Biodiversity Week 2022
Biodiversity Week takes place this year from 13th – 22nd May. There are events planned all over the country, and we are proud to be hosting some of them.
Global Action Plan are delighted to be running online and in-person events this year, which you can book here. There really is something for everyone.
(You can find out more about Biodiversity Week at the Biodiversity Week website.)
What better way to celebrate biodiversity than to take part in Outdoor Classroom Day on Thursday May 19th?
Outdoor Classroom Day is a great initiative, which encourages and supports teachers to take learning outside into nature. The idea may seem intimidating at first but there is plenty of support available. Check out this website for ideas.
If you are participating, register your school’s activities. It’s a great way to feel connected to other schools all over the world who are also taking part.
‘Taking almost any class outdoors can have incredible benefits on children’s engagement and enjoyment of education and increase academic attainment. Research shows that even subjects that might seem to have little to do with the outdoors, such as literature or dance, can benefit from being taken outdoors.’ (Waite et al. 2016)
The Benefits of Learning Outdoors
Having regular contact with nature is so important for children. The benefits to physical and mental health, as well as academic learning outcomes, are well documented. A survey carried out by Plymouth University found that “Learning in Natural environments” (LINE) benefited both teachers and learners (Waite, S et al, 2016). LINE had positive impacts for pupils in their enjoyment of lessons (95%), connection to nature (94%), social skills (93%), engagement with learning (92%), health and well-being (92%), behaviour (85%), and educational attainment (57%).
The good news is that more and more organisations now recognise the value and importance of connecting with nature through outdoor learning.
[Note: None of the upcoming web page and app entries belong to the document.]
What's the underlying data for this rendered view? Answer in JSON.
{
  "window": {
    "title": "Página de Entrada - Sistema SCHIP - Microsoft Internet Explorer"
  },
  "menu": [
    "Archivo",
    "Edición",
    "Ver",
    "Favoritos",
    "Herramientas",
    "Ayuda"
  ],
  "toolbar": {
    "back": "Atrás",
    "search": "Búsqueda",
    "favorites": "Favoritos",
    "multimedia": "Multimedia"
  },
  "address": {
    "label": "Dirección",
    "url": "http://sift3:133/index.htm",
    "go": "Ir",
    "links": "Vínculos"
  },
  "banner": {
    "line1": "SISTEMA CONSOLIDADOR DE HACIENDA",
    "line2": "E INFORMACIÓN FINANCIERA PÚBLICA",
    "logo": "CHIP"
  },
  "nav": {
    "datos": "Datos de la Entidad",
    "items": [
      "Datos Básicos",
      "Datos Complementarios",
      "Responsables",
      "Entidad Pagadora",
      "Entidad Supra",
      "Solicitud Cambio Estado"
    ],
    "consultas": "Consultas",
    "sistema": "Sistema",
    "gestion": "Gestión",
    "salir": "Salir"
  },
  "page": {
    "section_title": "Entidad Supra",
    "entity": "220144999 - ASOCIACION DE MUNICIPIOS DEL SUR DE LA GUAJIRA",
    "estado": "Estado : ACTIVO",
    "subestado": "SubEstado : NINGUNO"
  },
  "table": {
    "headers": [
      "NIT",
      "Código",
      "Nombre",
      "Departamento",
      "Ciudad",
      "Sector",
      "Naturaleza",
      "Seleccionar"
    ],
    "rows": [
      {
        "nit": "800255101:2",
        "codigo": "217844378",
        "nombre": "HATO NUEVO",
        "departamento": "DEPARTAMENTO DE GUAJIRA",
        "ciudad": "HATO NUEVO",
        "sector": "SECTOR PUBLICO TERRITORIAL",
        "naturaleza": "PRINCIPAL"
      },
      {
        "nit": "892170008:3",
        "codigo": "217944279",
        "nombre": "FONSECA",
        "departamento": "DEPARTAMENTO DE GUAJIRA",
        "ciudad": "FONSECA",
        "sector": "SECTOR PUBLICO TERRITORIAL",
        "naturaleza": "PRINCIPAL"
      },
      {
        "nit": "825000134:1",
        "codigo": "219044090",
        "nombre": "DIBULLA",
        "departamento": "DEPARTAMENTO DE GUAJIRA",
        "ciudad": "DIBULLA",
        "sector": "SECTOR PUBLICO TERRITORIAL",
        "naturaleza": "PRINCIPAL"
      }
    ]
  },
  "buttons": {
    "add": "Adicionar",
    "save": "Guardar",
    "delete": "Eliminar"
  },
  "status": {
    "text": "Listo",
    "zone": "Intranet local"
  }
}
Not only do our children stand to benefit hugely from learning outdoors, but by fostering a love of nature, we invest in the development of future stewards of the natural world, the home we share with so many species now sadly under threat because of human actions.
‘No-one will protect what they don’t care about
and no-one will care about what they have never experienced.’
The National Council for Curriculum and Assessment has produced this excellent webinar full of practical and achievable advice from Irish teachers to assist others in taking teaching outdoors. It’s well worth watching if you’re wondering where to start.
Enjoy Biodiversity Week and Outdoor Classroom Day!
We’d love to see what you got up to. Tag us @GapIreland to share your highlights.
- Prisk, C. Cusworth H., (2018): From muddy hands and dirty faces…to higher grades and happy places. Outdoor learning and play at schools around the world.
- Waite, S., Passy, R., Gilchrist, M., Hunt, A. & Blackwell, I. (2016) Natural Connections Demonstration Project, 2012-2016: Final Report. Natural England Commissioned Reports, Number215